TASK BRIEF:
Copy the complete listing that follows, letter for letter.

Start of Block

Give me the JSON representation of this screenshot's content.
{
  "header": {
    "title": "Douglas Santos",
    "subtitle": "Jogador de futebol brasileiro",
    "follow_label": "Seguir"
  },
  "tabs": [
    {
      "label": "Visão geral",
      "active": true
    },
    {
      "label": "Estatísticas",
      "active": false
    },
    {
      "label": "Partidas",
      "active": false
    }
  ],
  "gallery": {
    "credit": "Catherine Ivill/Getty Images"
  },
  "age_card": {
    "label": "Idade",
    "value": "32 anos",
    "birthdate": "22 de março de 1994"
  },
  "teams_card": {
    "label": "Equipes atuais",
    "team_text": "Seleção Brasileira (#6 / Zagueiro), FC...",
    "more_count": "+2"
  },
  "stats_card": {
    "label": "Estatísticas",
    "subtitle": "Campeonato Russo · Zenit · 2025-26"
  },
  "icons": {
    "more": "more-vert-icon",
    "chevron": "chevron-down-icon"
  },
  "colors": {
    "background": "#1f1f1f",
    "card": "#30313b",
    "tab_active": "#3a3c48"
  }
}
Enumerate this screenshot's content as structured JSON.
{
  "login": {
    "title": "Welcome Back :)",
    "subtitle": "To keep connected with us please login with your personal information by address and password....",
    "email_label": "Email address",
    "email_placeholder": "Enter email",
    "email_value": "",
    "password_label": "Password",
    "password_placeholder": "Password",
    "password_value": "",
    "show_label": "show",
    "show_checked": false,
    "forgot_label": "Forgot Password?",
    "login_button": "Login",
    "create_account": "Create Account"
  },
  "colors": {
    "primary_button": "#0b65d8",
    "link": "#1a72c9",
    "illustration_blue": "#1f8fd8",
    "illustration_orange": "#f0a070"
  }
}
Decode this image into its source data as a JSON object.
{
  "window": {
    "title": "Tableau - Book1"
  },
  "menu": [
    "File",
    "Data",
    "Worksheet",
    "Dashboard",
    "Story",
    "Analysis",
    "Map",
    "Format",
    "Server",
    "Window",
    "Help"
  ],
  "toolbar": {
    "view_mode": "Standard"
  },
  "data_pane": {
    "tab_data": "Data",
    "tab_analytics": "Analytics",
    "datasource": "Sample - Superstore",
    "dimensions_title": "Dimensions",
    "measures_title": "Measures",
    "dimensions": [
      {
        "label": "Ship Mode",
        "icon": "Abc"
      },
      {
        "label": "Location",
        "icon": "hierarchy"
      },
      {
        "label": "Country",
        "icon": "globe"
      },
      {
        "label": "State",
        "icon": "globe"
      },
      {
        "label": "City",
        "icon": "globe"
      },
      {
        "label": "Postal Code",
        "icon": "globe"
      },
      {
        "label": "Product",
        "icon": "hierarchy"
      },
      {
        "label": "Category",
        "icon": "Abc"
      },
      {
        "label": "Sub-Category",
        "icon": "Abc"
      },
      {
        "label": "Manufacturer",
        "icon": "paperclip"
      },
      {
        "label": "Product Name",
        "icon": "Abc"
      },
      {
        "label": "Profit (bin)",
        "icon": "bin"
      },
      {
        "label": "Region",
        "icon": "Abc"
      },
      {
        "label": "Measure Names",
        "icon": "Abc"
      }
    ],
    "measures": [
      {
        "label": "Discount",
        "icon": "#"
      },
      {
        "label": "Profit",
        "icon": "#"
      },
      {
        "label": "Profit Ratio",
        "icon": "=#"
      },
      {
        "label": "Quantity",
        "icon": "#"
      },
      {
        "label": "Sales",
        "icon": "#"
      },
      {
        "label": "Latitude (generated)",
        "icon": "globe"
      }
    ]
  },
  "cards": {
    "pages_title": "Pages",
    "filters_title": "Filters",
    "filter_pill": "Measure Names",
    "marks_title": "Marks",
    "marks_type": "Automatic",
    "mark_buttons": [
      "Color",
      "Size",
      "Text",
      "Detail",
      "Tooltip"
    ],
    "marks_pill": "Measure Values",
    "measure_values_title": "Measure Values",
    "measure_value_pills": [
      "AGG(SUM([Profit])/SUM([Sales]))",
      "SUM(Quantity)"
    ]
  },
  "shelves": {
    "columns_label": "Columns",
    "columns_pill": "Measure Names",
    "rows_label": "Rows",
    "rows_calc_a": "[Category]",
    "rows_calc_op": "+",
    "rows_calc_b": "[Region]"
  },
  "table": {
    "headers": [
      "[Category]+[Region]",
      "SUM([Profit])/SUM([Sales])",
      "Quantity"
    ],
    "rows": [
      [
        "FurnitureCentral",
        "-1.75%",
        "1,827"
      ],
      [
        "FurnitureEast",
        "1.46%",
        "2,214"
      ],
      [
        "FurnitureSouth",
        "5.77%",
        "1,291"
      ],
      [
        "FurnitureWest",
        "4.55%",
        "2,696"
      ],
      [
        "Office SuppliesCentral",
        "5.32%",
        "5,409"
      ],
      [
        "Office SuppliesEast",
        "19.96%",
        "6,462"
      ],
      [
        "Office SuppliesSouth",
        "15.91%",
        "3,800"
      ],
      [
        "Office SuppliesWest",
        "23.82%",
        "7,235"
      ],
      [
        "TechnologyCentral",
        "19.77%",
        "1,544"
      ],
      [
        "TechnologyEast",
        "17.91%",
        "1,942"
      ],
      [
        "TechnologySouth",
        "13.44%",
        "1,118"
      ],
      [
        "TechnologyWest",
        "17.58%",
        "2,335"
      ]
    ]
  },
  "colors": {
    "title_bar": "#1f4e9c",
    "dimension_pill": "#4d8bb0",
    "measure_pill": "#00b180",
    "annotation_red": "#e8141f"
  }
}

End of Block

YOUR SOLUTION:
Give me the JSON representation of this screenshot's content.
{
  "header": {
    "title": "Douglas Santos",
    "subtitle": "Jogador de futebol brasileiro",
    "follow_label": "Seguir"
  },
  "tabs": [
    {
      "label": "Visão geral",
      "active": true
    },
    {
      "label": "Estatísticas",
      "active": false
    },
    {
      "label": "Partidas",
      "active": false
    }
  ],
  "gallery": {
    "credit": "Catherine Ivill/Getty Images"
  },
  "age_card": {
    "label": "Idade",
    "value": "32 anos",
    "birthdate": "22 de março de 1994"
  },
  "teams_card": {
    "label": "Equipes atuais",
    "team_text": "Seleção Brasileira (#6 / Zagueiro), FC...",
    "more_count": "+2"
  },
  "stats_card": {
    "label": "Estatísticas",
    "subtitle": "Campeonato Russo · Zenit · 2025-26"
  },
  "icons": {
    "more": "more-vert-icon",
    "chevron": "chevron-down-icon"
  },
  "colors": {
    "background": "#1f1f1f",
    "card": "#30313b",
    "tab_active": "#3a3c48"
  }
}
Enumerate this screenshot's content as structured JSON.
{
  "login": {
    "title": "Welcome Back :)",
    "subtitle": "To keep connected with us please login with your personal information by address and password....",
    "email_label": "Email address",
    "email_placeholder": "Enter email",
    "email_value": "",
    "password_label": "Password",
    "password_placeholder": "Password",
    "password_value": "",
    "show_label": "show",
    "show_checked": false,
    "forgot_label": "Forgot Password?",
    "login_button": "Login",
    "create_account": "Create Account"
  },
  "colors": {
    "primary_button": "#0b65d8",
    "link": "#1a72c9",
    "illustration_blue": "#1f8fd8",
    "illustration_orange": "#f0a070"
  }
}
Decode this image into its source data as a JSON object.
{
  "window": {
    "title": "Tableau - Book1"
  },
  "menu": [
    "File",
    "Data",
    "Worksheet",
    "Dashboard",
    "Story",
    "Analysis",
    "Map",
    "Format",
    "Server",
    "Window",
    "Help"
  ],
  "toolbar": {
    "view_mode": "Standard"
  },
  "data_pane": {
    "tab_data": "Data",
    "tab_analytics": "Analytics",
    "datasource": "Sample - Superstore",
    "dimensions_title": "Dimensions",
    "measures_title": "Measures",
    "dimensions": [
      {
        "label": "Ship Mode",
        "icon": "Abc"
      },
      {
        "label": "Location",
        "icon": "hierarchy"
      },
      {
        "label": "Country",
        "icon": "globe"
      },
      {
        "label": "State",
        "icon": "globe"
      },
      {
        "label": "City",
        "icon": "globe"
      },
      {
        "label": "Postal Code",
        "icon": "globe"
      },
      {
        "label": "Product",
        "icon": "hierarchy"
      },
      {
        "label": "Category",
        "icon": "Abc"
      },
      {
        "label": "Sub-Category",
        "icon": "Abc"
      },
      {
        "label": "Manufacturer",
        "icon": "paperclip"
      },
      {
        "label": "Product Name",
        "icon": "Abc"
      },
      {
        "label": "Profit (bin)",
        "icon": "bin"
      },
      {
        "label": "Region",
        "icon": "Abc"
      },
      {
        "label": "Measure Names",
        "icon": "Abc"
      }
    ],
    "measures": [
      {
        "label": "Discount",
        "icon": "#"
      },
      {
        "label": "Profit",
        "icon": "#"
      },
      {
        "label": "Profit Ratio",
        "icon": "=#"
      },
      {
        "label": "Quantity",
        "icon": "#"
      },
      {
        "label": "Sales",
        "icon": "#"
      },
      {
        "label": "Latitude (generated)",
        "icon": "globe"
      }
    ]
  },
  "cards": {
    "pages_title": "Pages",
    "filters_title": "Filters",
    "filter_pill": "Measure Names",
    "marks_title": "Marks",
    "marks_type": "Automatic",
    "mark_buttons": [
      "Color",
      "Size",
      "Text",
      "Detail",
      "Tooltip"
    ],
    "marks_pill": "Measure Values",
    "measure_values_title": "Measure Values",
    "measure_value_pills": [
      "AGG(SUM([Profit])/SUM([Sales]))",
      "SUM(Quantity)"
    ]
  },
  "shelves": {
    "columns_label": "Columns",
    "columns_pill": "Measure Names",
    "rows_label": "Rows",
    "rows_calc_a": "[Category]",
    "rows_calc_op": "+",
    "rows_calc_b": "[Region]"
  },
  "table": {
    "headers": [
      "[Category]+[Region]",
      "SUM([Profit])/SUM([Sales])",
      "Quantity"
    ],
    "rows": [
      [
        "FurnitureCentral",
        "-1.75%",
        "1,827"
      ],
      [
        "FurnitureEast",
        "1.46%",
        "2,214"
      ],
      [
        "FurnitureSouth",
        "5.77%",
        "1,291"
      ],
      [
        "FurnitureWest",
        "4.55%",
        "2,696"
      ],
      [
        "Office SuppliesCentral",
        "5.32%",
        "5,409"
      ],
      [
        "Office SuppliesEast",
        "19.96%",
        "6,462"
      ],
      [
        "Office SuppliesSouth",
        "15.91%",
        "3,800"
      ],
      [
        "Office SuppliesWest",
        "23.82%",
        "7,235"
      ],
      [
        "TechnologyCentral",
        "19.77%",
        "1,544"
      ],
      [
        "TechnologyEast",
        "17.91%",
        "1,942"
      ],
      [
        "TechnologySouth",
        "13.44%",
        "1,118"
      ],
      [
        "TechnologyWest",
        "17.58%",
        "2,335"
      ]
    ]
  },
  "colors": {
    "title_bar": "#1f4e9c",
    "dimension_pill": "#4d8bb0",
    "measure_pill": "#00b180",
    "annotation_red": "#e8141f"
  }
}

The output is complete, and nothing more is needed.